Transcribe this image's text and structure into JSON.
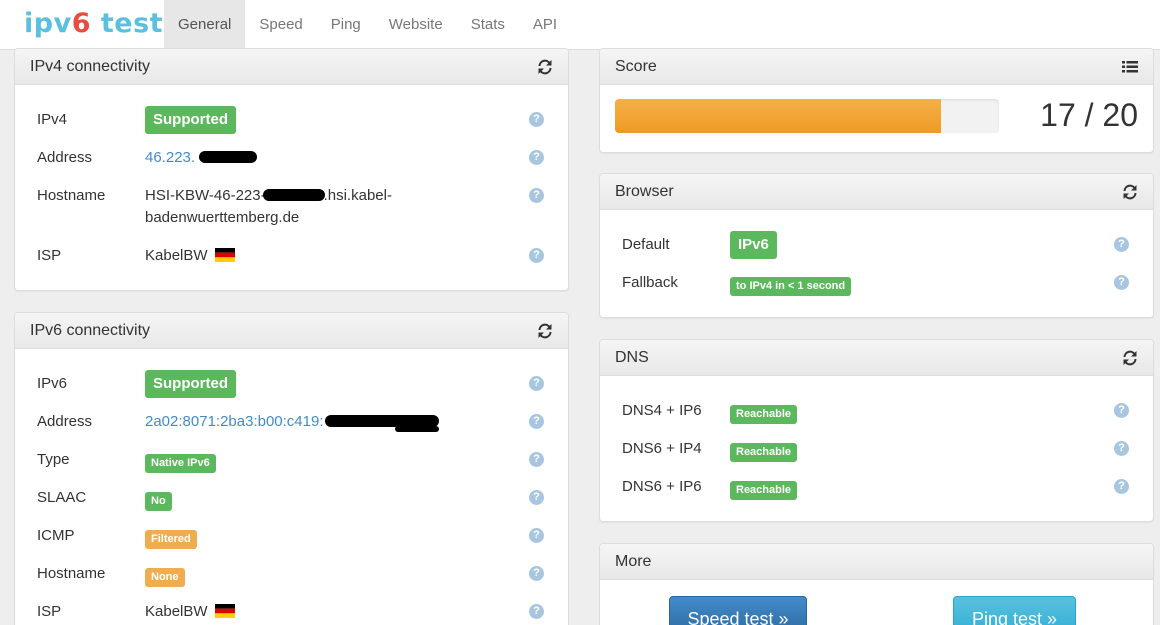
{
  "brand": {
    "part1": "ipv",
    "part2": "6",
    "part3": " test"
  },
  "nav": [
    {
      "label": "General",
      "active": true
    },
    {
      "label": "Speed"
    },
    {
      "label": "Ping"
    },
    {
      "label": "Website"
    },
    {
      "label": "Stats"
    },
    {
      "label": "API"
    }
  ],
  "ipv4": {
    "title": "IPv4 connectivity",
    "rows": {
      "ipv4": {
        "label": "IPv4",
        "value": "Supported"
      },
      "address": {
        "label": "Address",
        "value": "46.223."
      },
      "hostname": {
        "label": "Hostname",
        "line1_a": "HSI-KBW-46-223-",
        "line1_b": ".hsi.kabel-",
        "line2": "badenwuerttemberg.de"
      },
      "isp": {
        "label": "ISP",
        "value": "KabelBW"
      }
    }
  },
  "ipv6": {
    "title": "IPv6 connectivity",
    "rows": {
      "ipv6": {
        "label": "IPv6",
        "value": "Supported"
      },
      "address": {
        "label": "Address",
        "value": "2a02:8071:2ba3:b00:c419:"
      },
      "type": {
        "label": "Type",
        "value": "Native IPv6"
      },
      "slaac": {
        "label": "SLAAC",
        "value": "No"
      },
      "icmp": {
        "label": "ICMP",
        "value": "Filtered"
      },
      "hostname": {
        "label": "Hostname",
        "value": "None"
      },
      "isp": {
        "label": "ISP",
        "value": "KabelBW"
      }
    }
  },
  "score": {
    "title": "Score",
    "text": "17 / 20",
    "fraction": 0.85
  },
  "browser": {
    "title": "Browser",
    "default": {
      "label": "Default",
      "value": "IPv6"
    },
    "fallback": {
      "label": "Fallback",
      "value": "to IPv4 in < 1 second"
    }
  },
  "dns": {
    "title": "DNS",
    "rows": [
      {
        "label": "DNS4 + IP6",
        "value": "Reachable"
      },
      {
        "label": "DNS6 + IP4",
        "value": "Reachable"
      },
      {
        "label": "DNS6 + IP6",
        "value": "Reachable"
      }
    ]
  },
  "more": {
    "title": "More",
    "speed_btn": "Speed test »",
    "ping_btn": "Ping test »"
  },
  "help_glyph": "?",
  "colors": {
    "green": "#5cb85c",
    "orange": "#f0ad4e",
    "link": "#428bca",
    "progress": "#f0a030"
  }
}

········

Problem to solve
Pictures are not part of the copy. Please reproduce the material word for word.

Answer
Transcribe this image's text and structure into JSON.
{
  "brand": {
    "part1": "ipv",
    "part2": "6",
    "part3": " test"
  },
  "nav": [
    {
      "label": "General",
      "active": true
    },
    {
      "label": "Speed"
    },
    {
      "label": "Ping"
    },
    {
      "label": "Website"
    },
    {
      "label": "Stats"
    },
    {
      "label": "API"
    }
  ],
  "ipv4": {
    "title": "IPv4 connectivity",
    "rows": {
      "ipv4": {
        "label": "IPv4",
        "value": "Supported"
      },
      "address": {
        "label": "Address",
        "value": "46.223."
      },
      "hostname": {
        "label": "Hostname",
        "line1_a": "HSI-KBW-46-223-",
        "line1_b": ".hsi.kabel-",
        "line2": "badenwuerttemberg.de"
      },
      "isp": {
        "label": "ISP",
        "value": "KabelBW"
      }
    }
  },
  "ipv6": {
    "title": "IPv6 connectivity",
    "rows": {
      "ipv6": {
        "label": "IPv6",
        "value": "Supported"
      },
      "address": {
        "label": "Address",
        "value": "2a02:8071:2ba3:b00:c419:"
      },
      "type": {
        "label": "Type",
        "value": "Native IPv6"
      },
      "slaac": {
        "label": "SLAAC",
        "value": "No"
      },
      "icmp": {
        "label": "ICMP",
        "value": "Filtered"
      },
      "hostname": {
        "label": "Hostname",
        "value": "None"
      },
      "isp": {
        "label": "ISP",
        "value": "KabelBW"
      }
    }
  },
  "score": {
    "title": "Score",
    "text": "17 / 20",
    "fraction": 0.85
  },
  "browser": {
    "title": "Browser",
    "default": {
      "label": "Default",
      "value": "IPv6"
    },
    "fallback": {
      "label": "Fallback",
      "value": "to IPv4 in < 1 second"
    }
  },
  "dns": {
    "title": "DNS",
    "rows": [
      {
        "label": "DNS4 + IP6",
        "value": "Reachable"
      },
      {
        "label": "DNS6 + IP4",
        "value": "Reachable"
      },
      {
        "label": "DNS6 + IP6",
        "value": "Reachable"
      }
    ]
  },
  "more": {
    "title": "More",
    "speed_btn": "Speed test »",
    "ping_btn": "Ping test »"
  },
  "help_glyph": "?",
  "colors": {
    "green": "#5cb85c",
    "orange": "#f0ad4e",
    "link": "#428bca",
    "progress": "#f0a030"
  }
}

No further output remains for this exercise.